Our team’s process for discussing and making significant technical decisions was broken. As the tech lead, I wasn’t getting the feedback I wanted. Some team members were concerned about being excluded from the work, and the thought of running lengthy video meetings to discuss the pending decisions wasn’t something anyone relished. We needed a change.
After some reflection, we turned to a practice used by numerous open-source projects and standards organizations: a Request For Comments (RFC) process. So far, we’ve found the change empowering, low-stress, and helpful in managing the decision making process for our technical team.
We have a relatively large project team with twelve developers, which makes my default problem-solving approach — getting everyone together for discussion — less than ideal. It’s disruptive and costly to call that many people away from their development work. And we all have enough video calls on our calendar and aren’t excited about adding another.
Besides, an all-hands meeting isn’t a good way to get quality feedback on complex technical topics:
- Responding in the moment to a complex technical need isn’t everyone’s strength. Some people (myself included) need time to digest and consider implications before they can provide their best feedback.
- It’s easy for the conversation to get derailed or monopolized by a vocal minority.
- When the written background is provided before the meeting, there’s no guarantee that participants read it or that it provided sufficient information to set up the meeting for success.
- We rarely reach a conclusion during the hour; often, we’re left with open questions, or we need more time to consider implications.
- We usually end up with an incomplete record of the context around a decision, even if the decision itself is recorded reasonably well.
What We Did
We could have improved our meeting preparation to include an RFC-like writeup and kept an all-hands meeting, or we could have made attendance opt-in so only interested individuals needed to come.
But the RFC process sounded interesting and cheap to run as an experiment, so we gave it a try.

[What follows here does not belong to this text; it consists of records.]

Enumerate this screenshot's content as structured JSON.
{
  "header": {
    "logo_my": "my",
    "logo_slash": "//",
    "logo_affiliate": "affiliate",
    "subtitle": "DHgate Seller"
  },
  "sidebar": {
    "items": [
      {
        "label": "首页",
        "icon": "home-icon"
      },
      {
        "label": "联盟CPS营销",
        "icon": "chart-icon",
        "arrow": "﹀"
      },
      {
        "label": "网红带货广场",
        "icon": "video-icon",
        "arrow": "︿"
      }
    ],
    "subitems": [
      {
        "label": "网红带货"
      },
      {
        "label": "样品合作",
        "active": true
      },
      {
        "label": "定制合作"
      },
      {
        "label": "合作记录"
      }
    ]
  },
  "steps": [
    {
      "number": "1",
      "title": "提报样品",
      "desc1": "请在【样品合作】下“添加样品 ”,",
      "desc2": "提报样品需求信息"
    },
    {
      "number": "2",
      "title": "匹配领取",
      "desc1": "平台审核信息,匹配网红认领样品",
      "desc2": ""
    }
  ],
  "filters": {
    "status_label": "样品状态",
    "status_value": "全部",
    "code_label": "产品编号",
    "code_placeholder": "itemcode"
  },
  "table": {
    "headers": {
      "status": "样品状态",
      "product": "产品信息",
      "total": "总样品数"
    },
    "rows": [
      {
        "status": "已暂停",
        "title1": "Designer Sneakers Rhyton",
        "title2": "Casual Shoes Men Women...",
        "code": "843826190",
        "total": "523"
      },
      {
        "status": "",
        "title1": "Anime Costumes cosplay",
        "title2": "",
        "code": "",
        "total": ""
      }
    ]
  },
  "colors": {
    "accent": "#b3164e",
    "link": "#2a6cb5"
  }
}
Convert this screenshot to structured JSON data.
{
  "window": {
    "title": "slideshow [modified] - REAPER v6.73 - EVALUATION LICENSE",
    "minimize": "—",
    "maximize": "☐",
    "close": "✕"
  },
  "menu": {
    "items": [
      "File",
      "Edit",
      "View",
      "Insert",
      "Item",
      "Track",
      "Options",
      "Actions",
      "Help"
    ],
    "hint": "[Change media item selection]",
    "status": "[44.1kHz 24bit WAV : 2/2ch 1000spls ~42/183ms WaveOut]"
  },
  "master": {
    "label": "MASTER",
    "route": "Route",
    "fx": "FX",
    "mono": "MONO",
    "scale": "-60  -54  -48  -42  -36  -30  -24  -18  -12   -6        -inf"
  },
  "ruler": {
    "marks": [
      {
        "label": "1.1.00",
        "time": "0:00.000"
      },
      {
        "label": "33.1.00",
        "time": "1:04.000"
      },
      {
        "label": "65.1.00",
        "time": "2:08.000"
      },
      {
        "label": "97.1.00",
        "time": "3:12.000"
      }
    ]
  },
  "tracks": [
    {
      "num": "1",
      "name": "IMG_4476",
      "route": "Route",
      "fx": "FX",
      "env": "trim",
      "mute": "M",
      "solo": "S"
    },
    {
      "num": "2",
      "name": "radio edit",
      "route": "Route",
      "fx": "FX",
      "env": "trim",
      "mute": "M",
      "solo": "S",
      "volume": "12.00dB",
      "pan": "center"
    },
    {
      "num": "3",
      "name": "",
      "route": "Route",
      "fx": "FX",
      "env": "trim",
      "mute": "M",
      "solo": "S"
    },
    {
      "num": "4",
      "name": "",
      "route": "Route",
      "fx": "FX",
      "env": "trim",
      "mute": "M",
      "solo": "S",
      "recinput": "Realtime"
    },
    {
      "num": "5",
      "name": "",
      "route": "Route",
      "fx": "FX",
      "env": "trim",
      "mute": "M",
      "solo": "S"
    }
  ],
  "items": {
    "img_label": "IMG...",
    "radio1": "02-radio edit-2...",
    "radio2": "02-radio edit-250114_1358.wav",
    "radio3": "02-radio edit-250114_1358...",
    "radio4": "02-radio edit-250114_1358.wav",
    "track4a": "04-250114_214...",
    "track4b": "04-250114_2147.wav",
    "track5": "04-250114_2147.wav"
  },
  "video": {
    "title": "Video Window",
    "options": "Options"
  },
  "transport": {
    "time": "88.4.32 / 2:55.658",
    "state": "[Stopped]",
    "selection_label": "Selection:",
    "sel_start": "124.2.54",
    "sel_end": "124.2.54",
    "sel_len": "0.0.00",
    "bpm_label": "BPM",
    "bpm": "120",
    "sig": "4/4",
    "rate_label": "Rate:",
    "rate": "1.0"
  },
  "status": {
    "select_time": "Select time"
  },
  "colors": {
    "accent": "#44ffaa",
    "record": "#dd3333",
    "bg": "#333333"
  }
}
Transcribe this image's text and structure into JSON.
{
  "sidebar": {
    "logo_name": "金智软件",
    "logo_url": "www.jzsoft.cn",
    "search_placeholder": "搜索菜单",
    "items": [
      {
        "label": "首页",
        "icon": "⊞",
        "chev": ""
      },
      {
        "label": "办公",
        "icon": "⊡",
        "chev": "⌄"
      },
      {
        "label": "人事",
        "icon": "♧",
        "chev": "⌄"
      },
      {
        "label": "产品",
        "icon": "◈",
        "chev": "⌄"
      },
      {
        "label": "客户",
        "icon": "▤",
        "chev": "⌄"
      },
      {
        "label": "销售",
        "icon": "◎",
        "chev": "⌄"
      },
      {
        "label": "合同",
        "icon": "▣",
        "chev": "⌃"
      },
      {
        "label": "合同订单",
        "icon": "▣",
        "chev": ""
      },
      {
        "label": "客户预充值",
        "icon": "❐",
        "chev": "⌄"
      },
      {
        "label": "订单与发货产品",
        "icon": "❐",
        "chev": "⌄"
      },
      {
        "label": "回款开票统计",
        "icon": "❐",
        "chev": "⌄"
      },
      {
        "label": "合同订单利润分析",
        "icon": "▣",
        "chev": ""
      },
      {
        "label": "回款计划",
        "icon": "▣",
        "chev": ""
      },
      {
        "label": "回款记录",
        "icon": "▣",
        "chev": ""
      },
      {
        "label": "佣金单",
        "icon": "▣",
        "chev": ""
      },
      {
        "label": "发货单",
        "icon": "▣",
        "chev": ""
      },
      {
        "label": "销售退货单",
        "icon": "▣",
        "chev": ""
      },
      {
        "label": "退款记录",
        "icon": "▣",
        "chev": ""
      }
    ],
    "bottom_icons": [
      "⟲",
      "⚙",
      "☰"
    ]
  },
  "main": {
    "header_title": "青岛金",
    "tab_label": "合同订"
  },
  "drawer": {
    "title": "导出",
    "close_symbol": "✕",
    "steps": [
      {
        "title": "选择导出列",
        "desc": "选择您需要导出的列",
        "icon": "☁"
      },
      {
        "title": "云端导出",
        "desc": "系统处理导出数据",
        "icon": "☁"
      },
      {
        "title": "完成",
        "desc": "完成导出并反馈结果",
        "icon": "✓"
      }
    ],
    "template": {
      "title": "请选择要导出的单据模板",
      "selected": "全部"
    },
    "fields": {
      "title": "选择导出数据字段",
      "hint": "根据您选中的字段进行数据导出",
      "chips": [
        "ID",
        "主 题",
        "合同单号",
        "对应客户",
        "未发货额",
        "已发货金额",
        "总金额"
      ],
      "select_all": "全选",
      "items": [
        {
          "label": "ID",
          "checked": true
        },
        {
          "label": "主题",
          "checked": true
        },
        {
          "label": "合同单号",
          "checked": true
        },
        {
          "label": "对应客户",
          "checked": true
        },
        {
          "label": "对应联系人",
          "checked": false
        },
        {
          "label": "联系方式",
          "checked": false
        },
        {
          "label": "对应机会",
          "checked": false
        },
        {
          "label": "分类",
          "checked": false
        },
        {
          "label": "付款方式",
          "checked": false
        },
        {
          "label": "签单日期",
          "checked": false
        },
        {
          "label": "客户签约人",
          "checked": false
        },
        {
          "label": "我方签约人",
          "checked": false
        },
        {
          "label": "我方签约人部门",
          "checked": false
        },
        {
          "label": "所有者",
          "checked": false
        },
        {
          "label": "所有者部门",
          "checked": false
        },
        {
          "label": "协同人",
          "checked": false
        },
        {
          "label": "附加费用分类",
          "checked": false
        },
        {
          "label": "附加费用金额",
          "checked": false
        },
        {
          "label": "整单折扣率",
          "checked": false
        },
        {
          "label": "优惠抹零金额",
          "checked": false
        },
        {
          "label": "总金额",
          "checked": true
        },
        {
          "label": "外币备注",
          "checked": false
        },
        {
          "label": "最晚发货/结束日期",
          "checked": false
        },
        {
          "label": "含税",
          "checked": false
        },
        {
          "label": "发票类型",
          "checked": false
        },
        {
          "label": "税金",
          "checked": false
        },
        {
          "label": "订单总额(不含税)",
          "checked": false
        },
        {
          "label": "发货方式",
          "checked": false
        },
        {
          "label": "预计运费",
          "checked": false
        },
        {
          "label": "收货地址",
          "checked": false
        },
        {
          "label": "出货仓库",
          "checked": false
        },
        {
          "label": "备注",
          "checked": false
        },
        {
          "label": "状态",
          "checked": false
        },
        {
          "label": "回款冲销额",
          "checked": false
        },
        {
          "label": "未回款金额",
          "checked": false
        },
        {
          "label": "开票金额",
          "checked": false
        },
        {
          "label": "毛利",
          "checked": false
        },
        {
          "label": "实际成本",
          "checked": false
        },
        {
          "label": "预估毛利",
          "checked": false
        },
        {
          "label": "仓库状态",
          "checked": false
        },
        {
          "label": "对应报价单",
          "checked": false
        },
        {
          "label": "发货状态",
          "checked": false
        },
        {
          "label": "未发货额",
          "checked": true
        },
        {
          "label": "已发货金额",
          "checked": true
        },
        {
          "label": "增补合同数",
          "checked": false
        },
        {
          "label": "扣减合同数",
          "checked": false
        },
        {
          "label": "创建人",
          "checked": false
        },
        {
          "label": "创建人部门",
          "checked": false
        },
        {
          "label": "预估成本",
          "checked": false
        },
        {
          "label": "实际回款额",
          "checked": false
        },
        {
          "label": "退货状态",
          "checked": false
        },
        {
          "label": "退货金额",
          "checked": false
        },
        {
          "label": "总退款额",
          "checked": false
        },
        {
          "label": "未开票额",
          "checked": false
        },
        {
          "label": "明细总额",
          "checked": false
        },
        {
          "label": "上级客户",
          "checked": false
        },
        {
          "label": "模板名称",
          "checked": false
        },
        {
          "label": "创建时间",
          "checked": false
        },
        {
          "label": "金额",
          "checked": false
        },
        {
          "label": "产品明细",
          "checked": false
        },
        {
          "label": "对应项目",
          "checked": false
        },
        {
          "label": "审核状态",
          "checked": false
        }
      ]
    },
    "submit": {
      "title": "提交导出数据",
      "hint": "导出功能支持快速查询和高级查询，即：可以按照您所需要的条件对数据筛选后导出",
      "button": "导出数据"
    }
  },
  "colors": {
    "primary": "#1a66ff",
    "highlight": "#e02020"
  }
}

1. We created a space for the discussions.
We created a GitHub project with three columns (Draft, Open, Closed) to track our RFCs. GitHub issues categorized on a project board provide a good forum for conversation, as demonstrated by many open-source projects.
2. We posted our first two RFCs.
Each RFC was carefully written to provide fertile soil for a productive conversation. We included:
- Background – What is the broad context for the issue? What is the current problem or upcoming challenge?
- Goals – What do we want out of a solution? (This section tends to focus on values and principles that are implementation agnostic.)
- Options – What are the implementation paths that the author has considered?
- Recommendation – If there’s an approach the author favors as a fit for our goals, which option is it, and why does it fit best?
3. We set clear rules.
Each RFC had four simple rules at the top to remind everyone how to participate:
- Each the RFC will be open for a set period. (For our first two RFCs, that was one week.)
- Keep conversation civil and respectful.
- If you have a conversation outside the comments section of this issue, summarize that conversation in the comments.
4. We reviewed RFCs regularly.
We did a brief review of open and recently-closed RFCs during each two-week sprint. We used a small portion of our regularly-scheduled dev. team retrospective and technical show-and-tell time to help with awareness of what was open and closed, but not to discuss the RFCs depth. More detailed conversations could be scheduled, as needed, with specific people.
As expected, the asynchronous nature of a written RFC process was a good fit for our fully remote team’s schedule. It allowed us to focus solid blocks of core working hours on pairing and feature development while still providing a space for important discussions with more distant impact. The asynchronous aspect of the process has been even more helpful as individual team members’ schedules have been impacted in diverse ways by COVID-19 and other life circumstances.
Having the conversations written and visible for the whole team has made it easy for others to catch up and will likely be helpful in the future as a reference. It also reduces the urgency of participation and gives team members time to think and an easy avenue for participation when they have something to contribute.
Since the goal is for the conversation to start in written form, we’ve spent more time preparing the initial RFC posts. They’ve been clear and helpful (as the author of our first two, I may be biased) and have forced us to think everything through before bringing it to the group. I’ve noticed that my RFCs have been intentionally focused on what I want out of the team on a given topic (i.e., What are the key points I’m looking for input on? What are the questions the team needs to answer?)
I’ve also felt that the team reads the RFCs more closely than they would read the notes in a meeting invitation, which helps us have more productive conversations.
The relatively short timeframe for our RFCs doesn’t block the decisions for long. I could see using RFCs that are open for a few days to a week or two, depending on the urgency. The important part is making the RFC visible and setting clear expectations about how long it will be open.
The RFC process also levels the playing field for participation. It’s more difficult for a vocal minority to dominate a written conversation, so everyone should have a chance to have their perspective heard. I’m also eager to encourage other team members to initiate RFCs and thereby lead/steward significant technical change on the project.
Overall, we’ve been pleased with the process so far. It helped significantly with the pain points we were experiencing, and I’m hopeful that we’ll find more value in the process as more team members initiate their own RFCs.